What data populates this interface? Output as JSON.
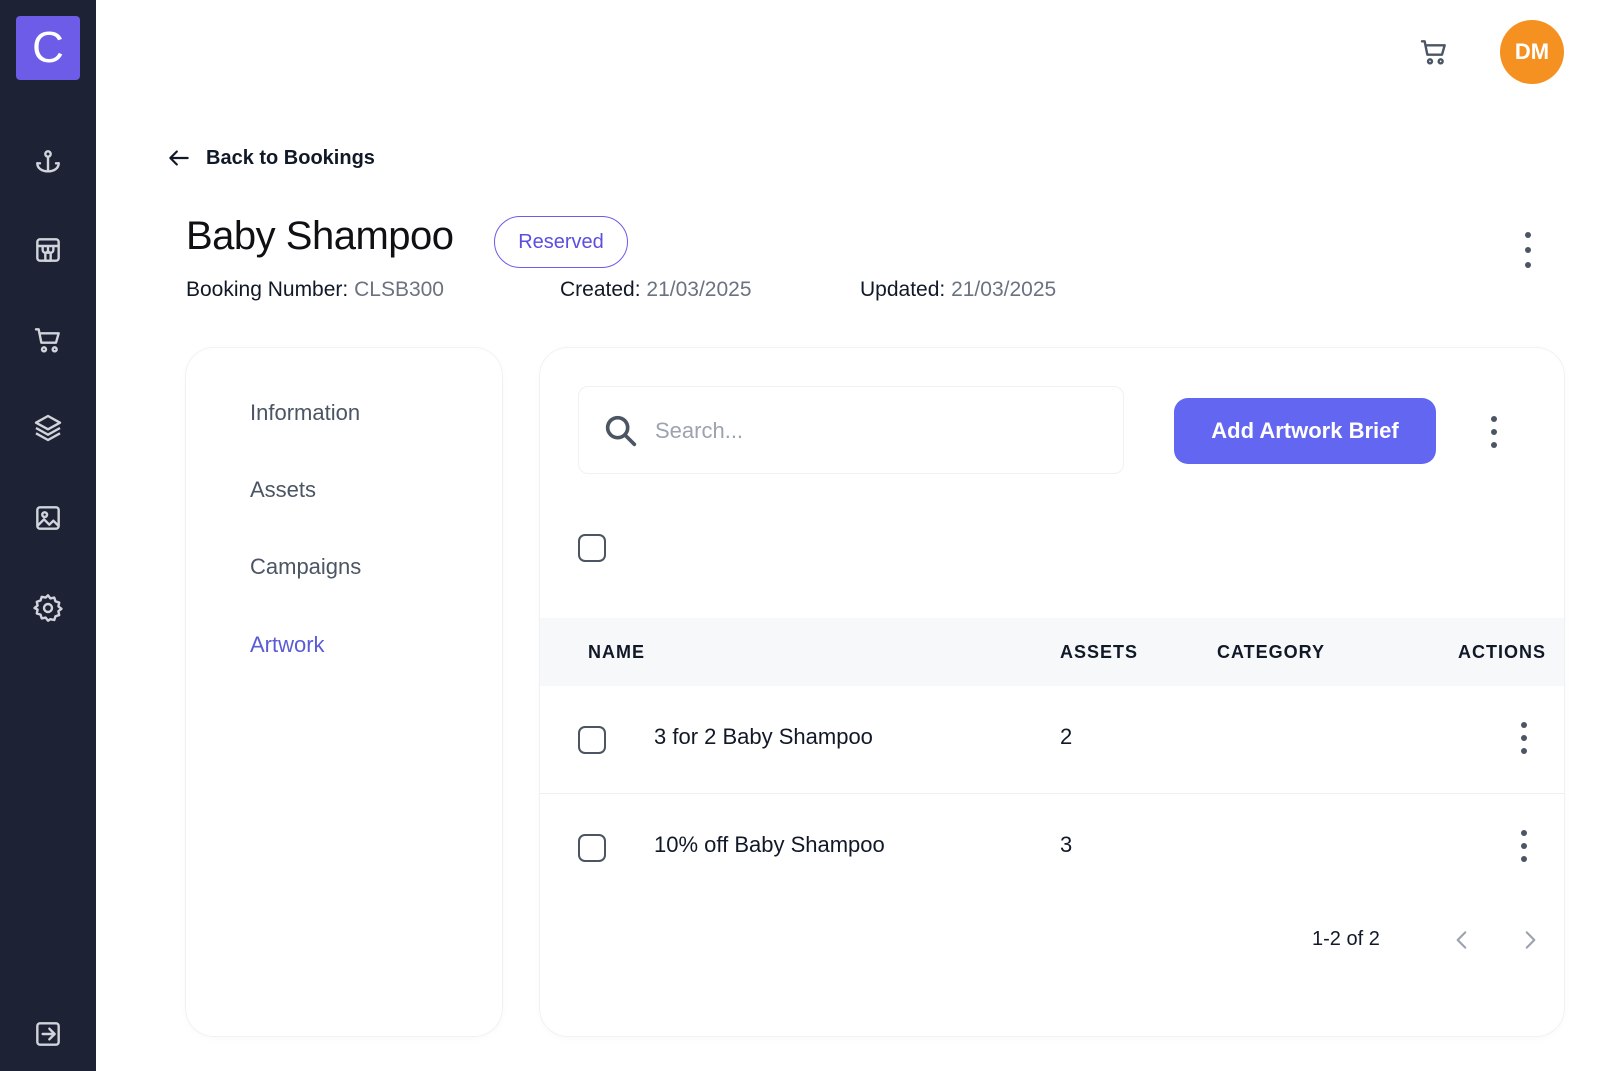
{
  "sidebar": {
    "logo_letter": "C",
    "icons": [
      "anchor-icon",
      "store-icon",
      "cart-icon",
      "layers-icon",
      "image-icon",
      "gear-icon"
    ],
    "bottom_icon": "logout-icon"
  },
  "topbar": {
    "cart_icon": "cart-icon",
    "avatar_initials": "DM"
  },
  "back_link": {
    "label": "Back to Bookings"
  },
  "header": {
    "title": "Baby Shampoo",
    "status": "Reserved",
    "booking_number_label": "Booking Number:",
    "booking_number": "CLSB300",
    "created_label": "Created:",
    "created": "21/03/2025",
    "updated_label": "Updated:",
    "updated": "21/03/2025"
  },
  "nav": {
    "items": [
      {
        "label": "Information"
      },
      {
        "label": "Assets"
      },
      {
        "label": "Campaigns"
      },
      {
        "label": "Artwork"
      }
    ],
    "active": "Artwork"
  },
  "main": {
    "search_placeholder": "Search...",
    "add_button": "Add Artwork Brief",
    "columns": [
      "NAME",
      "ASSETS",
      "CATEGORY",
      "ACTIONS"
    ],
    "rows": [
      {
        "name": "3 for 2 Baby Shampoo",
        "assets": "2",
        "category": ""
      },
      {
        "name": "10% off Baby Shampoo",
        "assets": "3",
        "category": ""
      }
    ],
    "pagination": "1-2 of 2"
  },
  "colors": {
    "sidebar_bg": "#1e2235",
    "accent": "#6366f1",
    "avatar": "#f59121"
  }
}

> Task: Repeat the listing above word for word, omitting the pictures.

> Finished task:
What data populates this interface? Output as JSON.
{
  "sidebar": {
    "logo_letter": "C",
    "icons": [
      "anchor-icon",
      "store-icon",
      "cart-icon",
      "layers-icon",
      "image-icon",
      "gear-icon"
    ],
    "bottom_icon": "logout-icon"
  },
  "topbar": {
    "cart_icon": "cart-icon",
    "avatar_initials": "DM"
  },
  "back_link": {
    "label": "Back to Bookings"
  },
  "header": {
    "title": "Baby Shampoo",
    "status": "Reserved",
    "booking_number_label": "Booking Number:",
    "booking_number": "CLSB300",
    "created_label": "Created:",
    "created": "21/03/2025",
    "updated_label": "Updated:",
    "updated": "21/03/2025"
  },
  "nav": {
    "items": [
      {
        "label": "Information"
      },
      {
        "label": "Assets"
      },
      {
        "label": "Campaigns"
      },
      {
        "label": "Artwork"
      }
    ],
    "active": "Artwork"
  },
  "main": {
    "search_placeholder": "Search...",
    "add_button": "Add Artwork Brief",
    "columns": [
      "NAME",
      "ASSETS",
      "CATEGORY",
      "ACTIONS"
    ],
    "rows": [
      {
        "name": "3 for 2 Baby Shampoo",
        "assets": "2",
        "category": ""
      },
      {
        "name": "10% off Baby Shampoo",
        "assets": "3",
        "category": ""
      }
    ],
    "pagination": "1-2 of 2"
  },
  "colors": {
    "sidebar_bg": "#1e2235",
    "accent": "#6366f1",
    "avatar": "#f59121"
  }
}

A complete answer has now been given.